The question as to whether or not the post should remain a civil service position comes about because a civil servant cannot be legally required to reside within the city or its boundaries.
Many cities, said Arteaga, are making the post a non-civil service position so that the municipal governments can mandate the person in charge of the police force live within their jurisdiction.
Charvet said several years ago several municipalities in the state of Washington asked the legislature to pass a WAC (Washington Administrative Code) that allowed the cities to remove the police and fire chief positions from civil service.
"That would allow the city administration the ability to hire and fire at will," said Charvet, stating he believes the position should remain a civil service post to provide the future police chief protections provided by the civil service board.
He said that provides the chief of police the ability to fulfill his or her duties without some of the worries associated with local politics, which he said has been an issue for some departments in the Yakima Valley.
Charvet agreed, however, that it is important that a police chief live in or near the community he or she serves.
The city council members were told the decision is one they must weigh carefully.
Charvet said the council cannot change the status of the position from civil service to non-civil service until the individual serving as police chief retires.
The assistant police chief's position is also currently a civil service post. He told the council the police chief is the only person on city staff who can make the decision to change the designation and the police chief must seek approval from the civil service board before the decision can be finalized.

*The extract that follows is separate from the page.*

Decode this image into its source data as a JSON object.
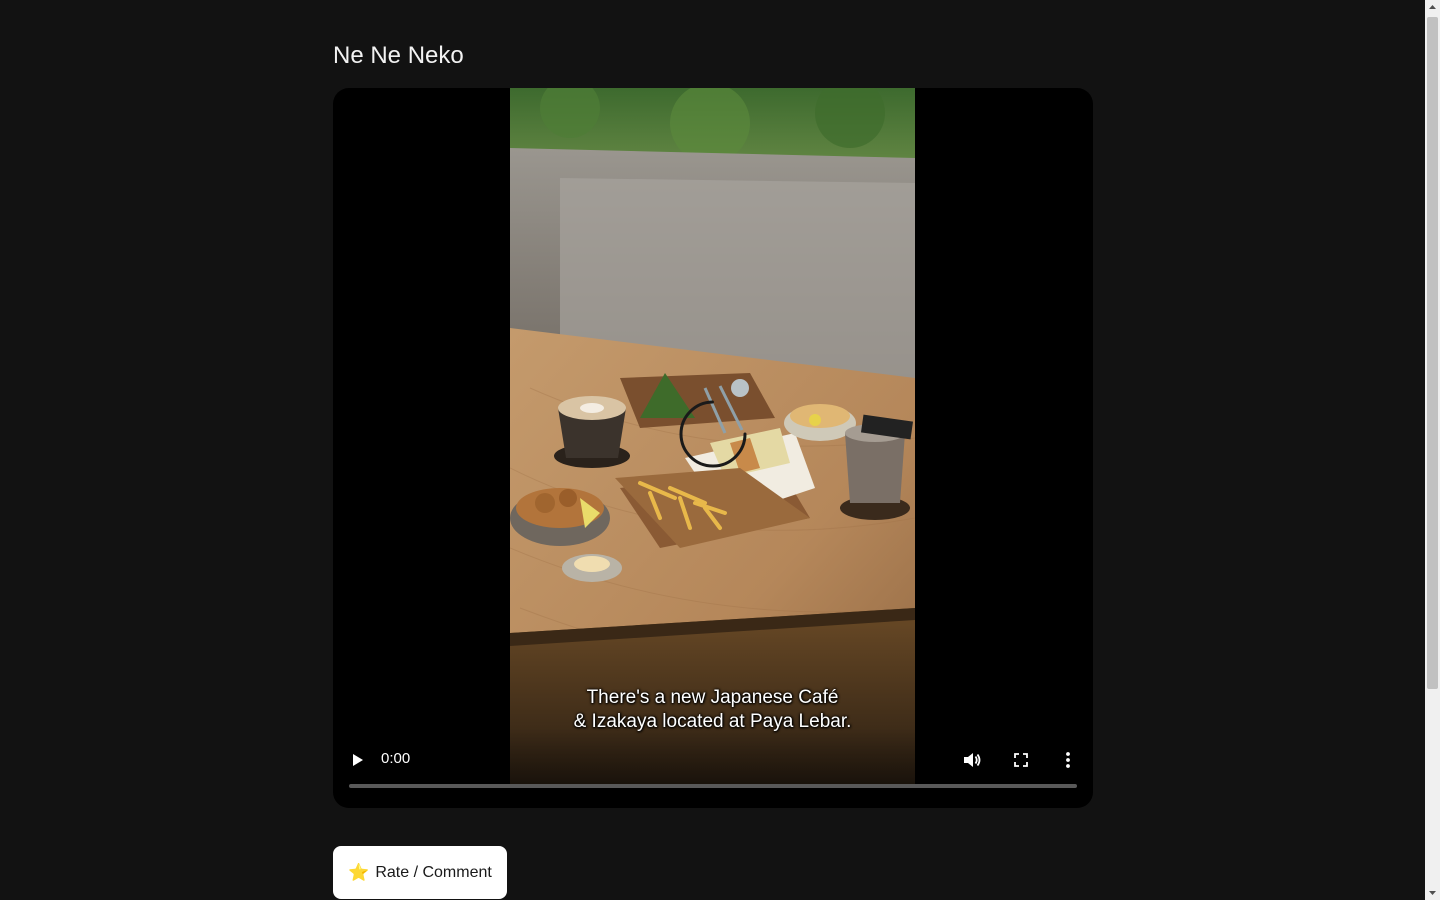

Moving on to the subject of Arteaga's two posts, it was said that there are several things to consider regarding the transition for his retirement slated for the end of 2014.
Among the options council must consider is the ideal of creating a new assistant city administrator position on a temporary basis to allow Arteaga to mentor his replacement, as well as an assistant public works director.
This option, which was most popular among the council members, would be the most costly of options presented to the council. The temporary assistant city administrator would increase the annual administration salaries by approximately $100,000 per year.
The other option the council members thought might work, depending on the city's budget, would be less expensive. That option allows the city to hire a contracted public works director on a trial basis at an hourly rate of $45, or approximately $50,000 per year while continuing to employ a full-time city administrator.
"In my opinion, that option does provide the best results with the least financial impact," said Arteaga.
He said there is also the consideration that the budget for administrative salaries will be reduced somewhat in the next couple of years because the newly hired administrators will likely not be paid at the top of the salary range for each of the positions.
"We're looking at the whole picture," said Arteaga.
Each of the council members said they liked the option of hiring an assistant city administrator, and most agreed the option of contracting a public works director might be considered if the budget deems it necessary.
The council members also agreed they want to have a police chief who is living in and invested in the community.
However, no direction was provided directly following last night's special meeting.